During the recent Georgia Foreign Trade Conference Gov. Brian Kemp discussed how the new trade agreement with China has already benefited the Georgia Market. “As the nation’s largest poultry producer, Georgia stands to recapture a substantial portion of the Chinese market,” Kemp said. “Forty percent of all frozen poultry that leaves the United States does so through the Port of Savannah. Strong negotiations with China have paid off and present a substantial opportunity for producers in Georgia,” he said.
The first shipment of poultry – 50,000 pounds of Georgia-produced chicken feet – arrived in China in January. The governor added that cotton, animal feed, grain, peanuts and pecans, among other Georgia exports also stand to benefit from the Phase I trade deal with China, signed Jan. 15. In 2015 China banned U.S. poultry, prior to the ban the market was $500 million in annual sales for United States producers. The current market just for chicken feet is $835 million according to the USA poultry and egg export council.
The new deal requires China to focus more on preventing the theft of American technology and corporate secrets by state entities and companies. China claims punishments for intellectual property theft, such as larger fines and even imprisonment will prevent stealing. The deal also stipulates 200 billion dollars of goods to be purchased by china to balance out trade with the United States. The agreement allows China a two-year window to purchase the goods. In addition, the deal states that China is not able to manipulate currency and an enforcement system is included to make sure these rules are followed. In return the U.S. agreed to reduce tariffs on some Chinese products while keeping tariffs on $380 billion in goods to use as leverage for phase two of the deal. Several industries and consumers will benefit from the changes made so far.
Phase one may only be a partial deal but it is still good news for both United States and Chinese economies. The tariffs imposed by the Trump administration were seen as necessary to change policy, but certainly had repercussions for the supply chain, businesses, consumers and farmers. Farm debt has reached a record high and farm bankruptcies are up 24 percent. In addition to lifting the ban on poultry China has agreed to lift the ban on dairy, infant formula, and beef which will all help farmers to sell more. $32 Billion of the $200 billion is to be allocated for agricultural products.
The agricultural industry is not the only winner in this new deal. The stock market had a record day when the deal was signed and is continuing to grow. The banking industry is also benefiting from new policies that will allow them to enter China without partnering with a local bank. JP Morgan Chase has already been planting seeds to grow in the Chinese market.
When the Chinese economy recovers it is predicted that their energy consumption will rise exponentially, and this will drive demand for natural gas.
The Tech industry dodged a bullet with phase one changes. The next round of tariffs Trump planned to implement were on cellphones, laptops and other tech products made in China. In the new deal those tariffs will never be put into place.
Many of the products on the shelves have had their tariffs reduced from 15 percent to 7.5 percent and some products, such as toys, escaped new tariffs headed their way.

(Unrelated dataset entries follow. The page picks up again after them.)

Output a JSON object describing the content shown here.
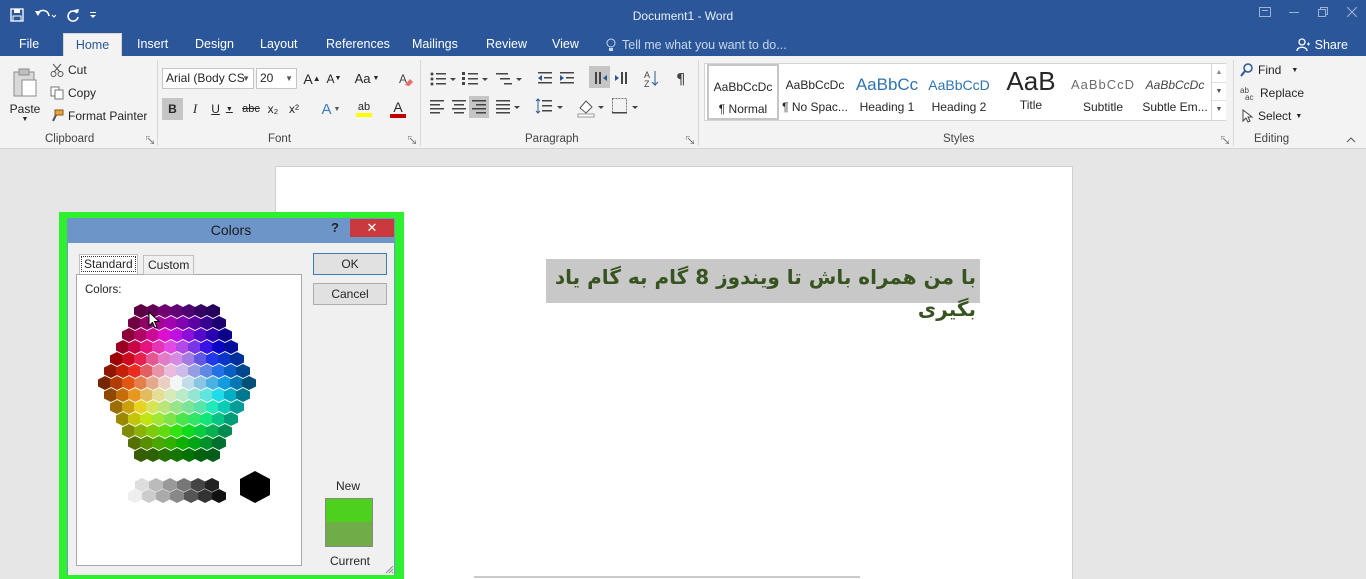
{
  "window": {
    "title": "Document1 - Word"
  },
  "tabs": [
    {
      "label": "File",
      "x": 0
    },
    {
      "label": "Home"
    },
    {
      "label": "Insert"
    },
    {
      "label": "Design"
    },
    {
      "label": "Layout"
    },
    {
      "label": "References"
    },
    {
      "label": "Mailings"
    },
    {
      "label": "Review"
    },
    {
      "label": "View"
    }
  ],
  "tell_me": "Tell me what you want to do...",
  "share": "Share",
  "clipboard": {
    "paste": "Paste",
    "cut": "Cut",
    "copy": "Copy",
    "format_painter": "Format Painter",
    "label": "Clipboard"
  },
  "font": {
    "name": "Arial (Body CS",
    "size": "20",
    "label": "Font",
    "bold": "B",
    "italic": "I",
    "underline": "U",
    "strike": "abc",
    "sub": "x₂",
    "sup": "x²",
    "case": "Aa",
    "grow": "A",
    "shrink": "A",
    "effects": "A",
    "highlight": "ab",
    "color": "A"
  },
  "paragraph": {
    "label": "Paragraph"
  },
  "styles": {
    "label": "Styles",
    "items": [
      {
        "preview": "AaBbCcDc",
        "name": "¶ Normal"
      },
      {
        "preview": "AaBbCcDc",
        "name": "¶ No Spac..."
      },
      {
        "preview": "AaBbCc",
        "name": "Heading 1"
      },
      {
        "preview": "AaBbCcD",
        "name": "Heading 2"
      },
      {
        "preview": "AaB",
        "name": "Title"
      },
      {
        "preview": "AaBbCcD",
        "name": "Subtitle"
      },
      {
        "preview": "AaBbCcDc",
        "name": "Subtle Em..."
      }
    ]
  },
  "editing": {
    "find": "Find",
    "replace": "Replace",
    "select": "Select",
    "label": "Editing"
  },
  "document": {
    "text": "با من همراه باش تا ویندوز 8 گام به گام یاد بگیری"
  },
  "dialog": {
    "title": "Colors",
    "help": "?",
    "close": "✕",
    "tab_standard": "Standard",
    "tab_custom": "Custom",
    "colors_label": "Colors:",
    "ok": "OK",
    "cancel": "Cancel",
    "new_label": "New",
    "current_label": "Current",
    "new_color": "#4ed11c",
    "current_color": "#70ad47"
  },
  "colors": {
    "accent": "#2b579a",
    "dialog_border": "#2ff02f",
    "text_highlight": "#c8c8c8",
    "text_color": "#37531f"
  }
}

We have yet to learn what phase two will bring and there are still hurdles to our recovery. Economists calculate that the U.S. and China trade war prevented growth of 3 percent last year ($65 billion) and the remaining tariffs will continue to hinder growth by $85 billion in 2020. While we wait for phase two, we can rejoice in the recovery we are making and the progress our government has made so far.